Divided into three sections, “Blood” introduces Hamilton’s bohemian family and wild youthful days.  Before her French mother, ballet queen of the kitchen in heels, apron, and cigarettes, divorces her artist father, Hamilton describes a bucolic life in Pennsylvania with her parents’ giving parties with Spring lamb roasted on spits.  Afterwards, life is difficult but free for a thirteen year old left to take care of herself.  She stumbles through lonely years in a haze of drugs – dropping out of schools, smoking cigarettes, stealing cars, and working in kitchens as a dish-washer or waitress to survive.

Life gets better as she “jumps ahead” in the second section, “Bones.”  By now, she has graduated from college, backpacked through Europe, finished her Master’s degree in creative writing at the University of Michigan, is working as a freelance caterer for upscale events during the season, and a cook at a children’s camp in the summer.  At each phase of her life, Hamilton finds someone who can cook well, and she learns something different from each.  She stores it all away until later; when she opens her restaurant all her experiences seem to converge.  As she converts a deserted rat-infested hovel into the best place to have brunch on Sundays in New York City, she recalls the influence of her mother’s cooking and later, her Italian mother-in-law, who does not speak English and cooks by feel rather than recipe.

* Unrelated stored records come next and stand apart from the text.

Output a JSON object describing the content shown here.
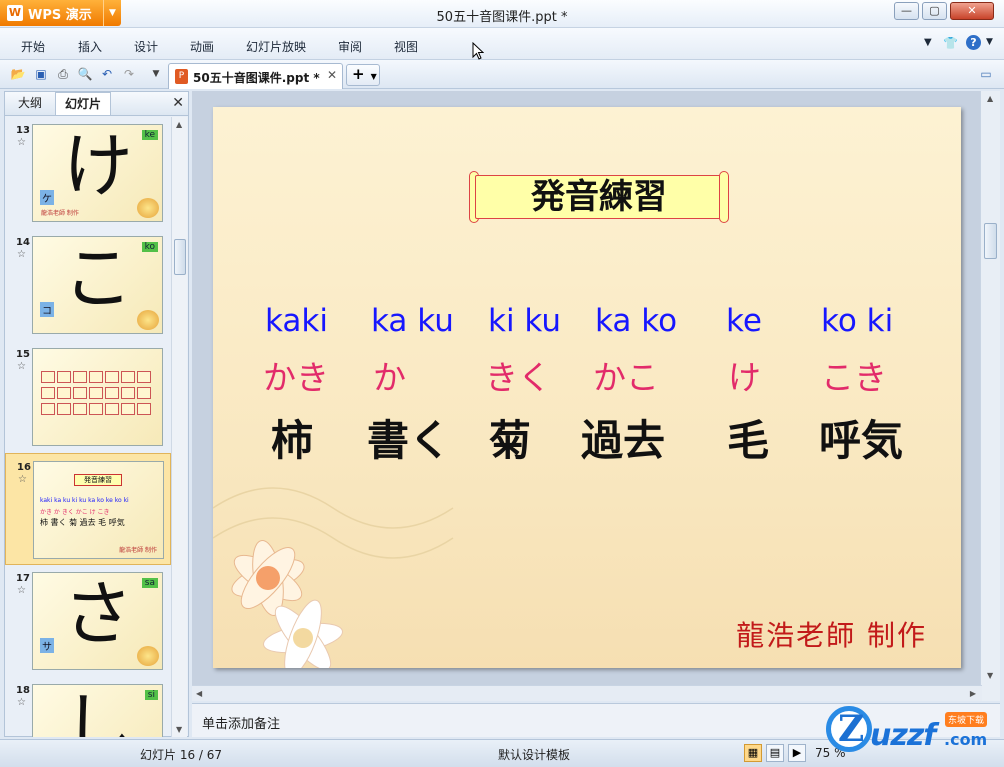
{
  "app": {
    "brand": "WPS 演示",
    "title": "50五十音图课件.ppt *"
  },
  "menu": [
    "开始",
    "插入",
    "设计",
    "动画",
    "幻灯片放映",
    "审阅",
    "视图"
  ],
  "tab": {
    "name": "50五十音图课件.ppt *",
    "new": "+"
  },
  "panel": {
    "tab_outline": "大纲",
    "tab_slides": "幻灯片"
  },
  "thumbnails": [
    {
      "num": "13",
      "kana": "け",
      "romaji": "ke",
      "katakana": "ケ",
      "sig": "龍浩老師 制作"
    },
    {
      "num": "14",
      "kana": "こ",
      "romaji": "ko",
      "katakana": "コ",
      "sig": ""
    },
    {
      "num": "15",
      "kana": "",
      "romaji": "",
      "katakana": "",
      "sig": ""
    },
    {
      "num": "16",
      "kana": "",
      "romaji": "",
      "katakana": "",
      "sig": "龍浩老師 制作",
      "mini_title": "発音練習",
      "mini_romaji": "kaki  ka ku  ki ku  ka ko  ke  ko ki",
      "mini_hira": "かき  か  きく  かこ  け  こき",
      "mini_kanji": "柿 書く 菊 過去 毛 呼気"
    },
    {
      "num": "17",
      "kana": "さ",
      "romaji": "sa",
      "katakana": "サ",
      "sig": ""
    },
    {
      "num": "18",
      "kana": "し",
      "romaji": "si",
      "katakana": "",
      "sig": ""
    }
  ],
  "slide": {
    "title": "発音練習",
    "romaji": [
      "kaki",
      "ka ku",
      "ki ku",
      "ka ko",
      "ke",
      "ko ki"
    ],
    "hiragana": [
      "かき",
      "か",
      "きく",
      "かこ",
      "け",
      "こき"
    ],
    "kanji": [
      "柿",
      "書く",
      "菊",
      "過去",
      "毛",
      "呼気"
    ],
    "signature": "龍浩老師 制作"
  },
  "notes": {
    "placeholder": "单击添加备注"
  },
  "status": {
    "slide": "幻灯片 16 / 67",
    "template": "默认设计模板",
    "zoom": "75 %"
  },
  "watermark": {
    "text": "uzzf",
    "suffix": ".com",
    "badge": "东坡下载"
  },
  "colors": {
    "romaji": "#1717ff",
    "hiragana": "#e22b6a",
    "signature": "#c21a1a",
    "accent": "#f07a00"
  }
}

When she leaves her lesbian lover, and marries an Italian doctor to save him from the INS; her bridesmaids are her restaurant workers…

“If you want to feel like the most glamorous woman in the world on your wedding day, just be the only one dressed in a good heel and a vintage couture dress…my lesbian friends wore suits…to cover their tattoos…”

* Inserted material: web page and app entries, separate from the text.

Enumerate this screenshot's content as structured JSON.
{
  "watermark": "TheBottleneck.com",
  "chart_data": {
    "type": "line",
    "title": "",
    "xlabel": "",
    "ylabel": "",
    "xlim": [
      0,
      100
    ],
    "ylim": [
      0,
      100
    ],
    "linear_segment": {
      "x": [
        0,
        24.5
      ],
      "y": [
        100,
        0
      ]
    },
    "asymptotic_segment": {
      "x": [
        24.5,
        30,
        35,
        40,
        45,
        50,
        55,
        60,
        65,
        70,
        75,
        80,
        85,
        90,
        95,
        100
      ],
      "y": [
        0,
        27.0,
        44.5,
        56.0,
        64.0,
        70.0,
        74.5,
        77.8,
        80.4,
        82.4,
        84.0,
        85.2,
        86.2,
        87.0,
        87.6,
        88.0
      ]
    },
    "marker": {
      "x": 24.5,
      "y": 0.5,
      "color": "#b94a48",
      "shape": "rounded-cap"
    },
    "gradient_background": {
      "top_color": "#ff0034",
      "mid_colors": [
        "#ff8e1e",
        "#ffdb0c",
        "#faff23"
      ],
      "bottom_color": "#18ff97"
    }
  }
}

It’s easy to like Gabrielle Hamilton; she is frank, unaffected, and clearly loves food, cooking, and most people.  It’s easy to laugh with her as she recalls the day her father taught her to kill a chicken (note the book’s cover art):

“There are two things you should never learn to do with your father: learn how to drive and learn how to kill a chicken.”

and the night the drunk camp counselors who felt sorry for the lobsters she had planned to cook for the end of the season party, placed them all in a tank full of fresh water, effectively torturing and killing them…

After burying thirty dead lobsters…I shut down the kitchen for the season…I bought ten boxes of Kentucky Fried Chicken, left it at the fire pit, and drove off campus for good…I hoped the bear would find the KFC and the counselors and eat them both.

and her husband asking her which silk tie he should wear, as she is in labor, waiting to get to the hospital to give birth to their first son.

In her last section, “Butter,” Hamilton describes her annual summer visits to her Italian in-laws in Rome, followed by three weeks in their villa by the sea.  Cooking becomes the universal language, as she connects with Alda, her old-school mother-in-law.  Her mouth-watering descriptions of food will have you salivating.

I’m not usually a fan of memoirs, but Blood, Bones, and Butter does not pretend to be an accurate accounting; Hamilton weaves her personality into her story and fictionalizes when it’s better than what really happened, but, at least she is honest about it – and she applies her degree in fiction to share her readable and amusing memories.   In her author’s note, Gabrielle Hamilton assures the reader…

…{I} have made up the names when I couldn’t remember them.  I have airbrushed a couple of people right out of scenes…I have compressed, contracted, and subtly rearranged time…and I have conflated several recurring, similar events into one for clarity, drive, and momentum…

It doesn’t matter.  Gabrielle Hamilton gets it right, using self-deprecating humor mixed with introspection – focusing on the important pieces of her life, while sending a message not only to aspiring chefs but to bright women trying to juggle family and career.   My favorite line in the book has her responding to being introduced as “the top, one of the best female chefs in New York”  with

“Now, if we could only get that word ‘female’ out of the sentence.”

Savor the book slowly, with a glass of “an excellent Bandol” and some nutty Gouda. Gabrielle Hamilton is a chef worth getting to know.